Ken Walker, project lead for Eclipse Orion, told InfoQ there are several components improved or added to Orion since 5.0.
The initial support for Docker.io containers for developer workspaces is released, and the team is working with the Eclipse Foundation infrastructure team to make this available at OrionHub. With the Docker container support, a developer will be able to run standard Node.js tools against their Orion workspace.
If you are a Node.js developer then having the Docker.io capabilities will make your cloud-based development easier.
Talking about the changes, Windatt said:
Windatt continues that users can now customise the warnings they see on the new validation settings page, and each validation rule can be set to error, warning, or ignore. Further to this, Orion 6.0 brings a large number of added rules, including warning users about issues such as discouraged code styles, missing documentation, unused variables, and unreachable code. Users are able to set for themselves the severity of rules via the validation settings page.
Eclipse's Orion project hasn't always been uncomplicated.

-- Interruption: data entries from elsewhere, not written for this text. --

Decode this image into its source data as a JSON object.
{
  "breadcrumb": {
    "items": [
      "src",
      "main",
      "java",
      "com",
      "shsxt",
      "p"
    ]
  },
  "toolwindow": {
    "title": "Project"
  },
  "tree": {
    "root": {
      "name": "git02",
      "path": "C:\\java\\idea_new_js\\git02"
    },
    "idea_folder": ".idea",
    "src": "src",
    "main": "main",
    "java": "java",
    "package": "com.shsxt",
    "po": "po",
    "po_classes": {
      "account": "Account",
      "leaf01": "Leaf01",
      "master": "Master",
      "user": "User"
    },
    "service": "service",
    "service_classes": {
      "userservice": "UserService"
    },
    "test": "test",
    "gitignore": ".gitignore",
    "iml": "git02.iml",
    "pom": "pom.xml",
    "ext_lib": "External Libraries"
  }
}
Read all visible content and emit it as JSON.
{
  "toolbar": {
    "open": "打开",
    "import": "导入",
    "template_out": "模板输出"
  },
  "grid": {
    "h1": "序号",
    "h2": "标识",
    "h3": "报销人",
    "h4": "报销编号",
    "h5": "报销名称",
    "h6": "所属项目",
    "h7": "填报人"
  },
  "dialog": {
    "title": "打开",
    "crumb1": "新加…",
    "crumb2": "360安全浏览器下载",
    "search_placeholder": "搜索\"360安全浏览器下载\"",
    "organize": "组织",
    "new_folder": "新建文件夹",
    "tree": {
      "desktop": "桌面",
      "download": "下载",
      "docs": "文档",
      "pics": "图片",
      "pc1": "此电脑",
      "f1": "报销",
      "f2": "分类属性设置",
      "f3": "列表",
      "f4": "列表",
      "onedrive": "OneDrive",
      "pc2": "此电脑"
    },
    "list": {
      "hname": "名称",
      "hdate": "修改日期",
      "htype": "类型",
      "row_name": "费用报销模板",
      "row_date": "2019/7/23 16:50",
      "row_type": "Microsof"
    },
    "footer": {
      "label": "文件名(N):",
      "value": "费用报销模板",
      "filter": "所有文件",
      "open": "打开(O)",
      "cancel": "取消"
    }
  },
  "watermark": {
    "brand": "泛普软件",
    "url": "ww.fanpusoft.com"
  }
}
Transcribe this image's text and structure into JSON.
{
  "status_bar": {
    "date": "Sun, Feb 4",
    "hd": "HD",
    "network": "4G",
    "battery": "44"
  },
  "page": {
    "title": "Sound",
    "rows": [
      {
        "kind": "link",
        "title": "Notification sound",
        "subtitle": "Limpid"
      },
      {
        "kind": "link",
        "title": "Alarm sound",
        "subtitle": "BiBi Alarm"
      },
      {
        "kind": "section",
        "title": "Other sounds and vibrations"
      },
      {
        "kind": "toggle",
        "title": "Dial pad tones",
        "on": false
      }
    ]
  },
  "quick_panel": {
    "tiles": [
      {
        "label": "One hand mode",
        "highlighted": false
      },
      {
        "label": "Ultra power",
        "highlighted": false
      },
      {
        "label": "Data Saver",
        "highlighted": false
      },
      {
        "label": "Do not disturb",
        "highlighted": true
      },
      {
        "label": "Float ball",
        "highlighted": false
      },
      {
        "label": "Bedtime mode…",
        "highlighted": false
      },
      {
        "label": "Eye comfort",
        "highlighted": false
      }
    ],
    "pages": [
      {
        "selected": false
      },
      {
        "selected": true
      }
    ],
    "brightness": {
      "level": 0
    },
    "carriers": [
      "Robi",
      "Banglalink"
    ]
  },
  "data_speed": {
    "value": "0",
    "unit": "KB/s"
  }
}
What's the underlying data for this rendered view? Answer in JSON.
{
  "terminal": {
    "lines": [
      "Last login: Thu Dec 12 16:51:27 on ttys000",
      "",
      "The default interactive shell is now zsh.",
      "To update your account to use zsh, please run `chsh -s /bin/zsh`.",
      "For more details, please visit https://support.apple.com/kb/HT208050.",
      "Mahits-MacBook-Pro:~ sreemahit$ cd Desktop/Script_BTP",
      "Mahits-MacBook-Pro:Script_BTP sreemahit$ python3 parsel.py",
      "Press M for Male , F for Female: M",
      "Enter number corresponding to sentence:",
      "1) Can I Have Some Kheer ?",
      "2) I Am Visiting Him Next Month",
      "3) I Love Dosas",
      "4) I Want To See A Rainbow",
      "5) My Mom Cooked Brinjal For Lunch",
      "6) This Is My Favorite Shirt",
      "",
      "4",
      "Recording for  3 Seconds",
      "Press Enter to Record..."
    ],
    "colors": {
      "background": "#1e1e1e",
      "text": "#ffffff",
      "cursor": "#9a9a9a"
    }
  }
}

When Mike Milinkovich, executive director of the Eclipse Foundation, introduced Orion in January 2011, entrepreneur and software architect Zviki Cohen commented that most online IDEs didn't come close "to the rich feature set you get from a true desktop" and the Eclipse IDE was "just joining the crowd".
Journalist Neil McAllister in his 2011 article "Will Orion get developers to code in the cloud?" was also less than complimentary. McAllister said:
As impressive as Orion may be, it's also underwhelming. A programmer's editor running inside a browser window might sound extraordinary, but so does a dog riding a bicycle. Neither is particularly useful.
A move towards continuous delivery for the project was also recently announced on the Orion News site. In his article "Orion 6.0 – Continuous Delivery" software developer John Arthome said: "Rather than produce a stable build every six weeks with a big bang of new features, we are aiming for a continuous stream, each released on its own schedule when ready for consumption."
InfoQ readers that would like to contribute to the project should look at the Orion Wiki page and introduce themselves on the mailing list. Readers can also download Orion (Java or Node version) and/or login to OrionHub.org and make an account. The Orion team welcome feedback of all kinds on the project.
Ralph Winzinger Nov 25, 2014